What you will do:
Word for word, reproduce all of the entries shown below.

(Collected data entries)
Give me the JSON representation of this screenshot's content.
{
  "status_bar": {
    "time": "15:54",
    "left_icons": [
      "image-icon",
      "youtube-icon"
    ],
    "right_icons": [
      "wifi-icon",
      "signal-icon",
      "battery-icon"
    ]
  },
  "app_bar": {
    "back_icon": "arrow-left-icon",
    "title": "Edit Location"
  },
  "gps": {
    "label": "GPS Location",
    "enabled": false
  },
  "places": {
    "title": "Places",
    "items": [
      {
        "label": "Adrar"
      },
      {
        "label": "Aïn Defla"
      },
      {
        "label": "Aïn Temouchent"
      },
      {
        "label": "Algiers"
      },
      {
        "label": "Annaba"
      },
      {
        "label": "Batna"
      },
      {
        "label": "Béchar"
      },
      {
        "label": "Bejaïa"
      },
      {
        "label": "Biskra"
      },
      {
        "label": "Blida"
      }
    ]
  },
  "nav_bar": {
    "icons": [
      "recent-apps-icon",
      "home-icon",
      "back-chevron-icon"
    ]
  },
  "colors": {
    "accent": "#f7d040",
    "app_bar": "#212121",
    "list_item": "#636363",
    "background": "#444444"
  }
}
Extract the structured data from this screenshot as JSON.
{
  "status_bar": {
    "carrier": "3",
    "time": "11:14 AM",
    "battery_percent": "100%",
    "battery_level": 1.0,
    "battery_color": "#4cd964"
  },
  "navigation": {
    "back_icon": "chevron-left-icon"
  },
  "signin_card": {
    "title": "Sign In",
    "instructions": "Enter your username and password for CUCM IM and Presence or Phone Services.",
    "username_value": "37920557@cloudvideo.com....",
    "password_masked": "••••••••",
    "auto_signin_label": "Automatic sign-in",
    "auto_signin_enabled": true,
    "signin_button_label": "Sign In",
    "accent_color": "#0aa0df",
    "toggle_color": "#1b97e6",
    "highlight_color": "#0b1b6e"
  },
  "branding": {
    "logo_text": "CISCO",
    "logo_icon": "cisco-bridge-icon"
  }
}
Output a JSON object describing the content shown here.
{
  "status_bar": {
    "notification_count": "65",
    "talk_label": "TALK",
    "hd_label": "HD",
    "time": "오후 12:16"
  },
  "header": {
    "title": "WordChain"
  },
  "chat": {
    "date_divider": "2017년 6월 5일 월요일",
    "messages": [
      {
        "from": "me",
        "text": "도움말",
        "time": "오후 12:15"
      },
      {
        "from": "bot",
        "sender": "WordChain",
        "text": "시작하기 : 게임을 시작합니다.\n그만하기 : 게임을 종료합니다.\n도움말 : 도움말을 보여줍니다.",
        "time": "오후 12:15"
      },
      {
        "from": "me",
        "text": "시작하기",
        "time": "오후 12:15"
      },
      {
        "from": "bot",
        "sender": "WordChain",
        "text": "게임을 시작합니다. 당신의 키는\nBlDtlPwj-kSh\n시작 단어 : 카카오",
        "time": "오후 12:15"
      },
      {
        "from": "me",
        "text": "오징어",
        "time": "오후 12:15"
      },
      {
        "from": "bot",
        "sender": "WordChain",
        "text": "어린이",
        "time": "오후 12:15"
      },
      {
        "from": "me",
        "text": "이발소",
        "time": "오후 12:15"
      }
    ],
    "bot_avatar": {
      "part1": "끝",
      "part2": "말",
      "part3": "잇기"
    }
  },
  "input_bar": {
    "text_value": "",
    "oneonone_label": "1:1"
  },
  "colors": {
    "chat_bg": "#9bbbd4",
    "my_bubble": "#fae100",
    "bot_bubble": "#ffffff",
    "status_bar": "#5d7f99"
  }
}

Exercise answer:
Give me the JSON representation of this screenshot's content.
{
  "status_bar": {
    "time": "15:54",
    "left_icons": [
      "image-icon",
      "youtube-icon"
    ],
    "right_icons": [
      "wifi-icon",
      "signal-icon",
      "battery-icon"
    ]
  },
  "app_bar": {
    "back_icon": "arrow-left-icon",
    "title": "Edit Location"
  },
  "gps": {
    "label": "GPS Location",
    "enabled": false
  },
  "places": {
    "title": "Places",
    "items": [
      {
        "label": "Adrar"
      },
      {
        "label": "Aïn Defla"
      },
      {
        "label": "Aïn Temouchent"
      },
      {
        "label": "Algiers"
      },
      {
        "label": "Annaba"
      },
      {
        "label": "Batna"
      },
      {
        "label": "Béchar"
      },
      {
        "label": "Bejaïa"
      },
      {
        "label": "Biskra"
      },
      {
        "label": "Blida"
      }
    ]
  },
  "nav_bar": {
    "icons": [
      "recent-apps-icon",
      "home-icon",
      "back-chevron-icon"
    ]
  },
  "colors": {
    "accent": "#f7d040",
    "app_bar": "#212121",
    "list_item": "#636363",
    "background": "#444444"
  }
}
Extract the structured data from this screenshot as JSON.
{
  "status_bar": {
    "carrier": "3",
    "time": "11:14 AM",
    "battery_percent": "100%",
    "battery_level": 1.0,
    "battery_color": "#4cd964"
  },
  "navigation": {
    "back_icon": "chevron-left-icon"
  },
  "signin_card": {
    "title": "Sign In",
    "instructions": "Enter your username and password for CUCM IM and Presence or Phone Services.",
    "username_value": "37920557@cloudvideo.com....",
    "password_masked": "••••••••",
    "auto_signin_label": "Automatic sign-in",
    "auto_signin_enabled": true,
    "signin_button_label": "Sign In",
    "accent_color": "#0aa0df",
    "toggle_color": "#1b97e6",
    "highlight_color": "#0b1b6e"
  },
  "branding": {
    "logo_text": "CISCO",
    "logo_icon": "cisco-bridge-icon"
  }
}
Output a JSON object describing the content shown here.
{
  "status_bar": {
    "notification_count": "65",
    "talk_label": "TALK",
    "hd_label": "HD",
    "time": "오후 12:16"
  },
  "header": {
    "title": "WordChain"
  },
  "chat": {
    "date_divider": "2017년 6월 5일 월요일",
    "messages": [
      {
        "from": "me",
        "text": "도움말",
        "time": "오후 12:15"
      },
      {
        "from": "bot",
        "sender": "WordChain",
        "text": "시작하기 : 게임을 시작합니다.\n그만하기 : 게임을 종료합니다.\n도움말 : 도움말을 보여줍니다.",
        "time": "오후 12:15"
      },
      {
        "from": "me",
        "text": "시작하기",
        "time": "오후 12:15"
      },
      {
        "from": "bot",
        "sender": "WordChain",
        "text": "게임을 시작합니다. 당신의 키는\nBlDtlPwj-kSh\n시작 단어 : 카카오",
        "time": "오후 12:15"
      },
      {
        "from": "me",
        "text": "오징어",
        "time": "오후 12:15"
      },
      {
        "from": "bot",
        "sender": "WordChain",
        "text": "어린이",
        "time": "오후 12:15"
      },
      {
        "from": "me",
        "text": "이발소",
        "time": "오후 12:15"
      }
    ],
    "bot_avatar": {
      "part1": "끝",
      "part2": "말",
      "part3": "잇기"
    }
  },
  "input_bar": {
    "text_value": "",
    "oneonone_label": "1:1"
  },
  "colors": {
    "chat_bg": "#9bbbd4",
    "my_bubble": "#fae100",
    "bot_bubble": "#ffffff",
    "status_bar": "#5d7f99"
  }
}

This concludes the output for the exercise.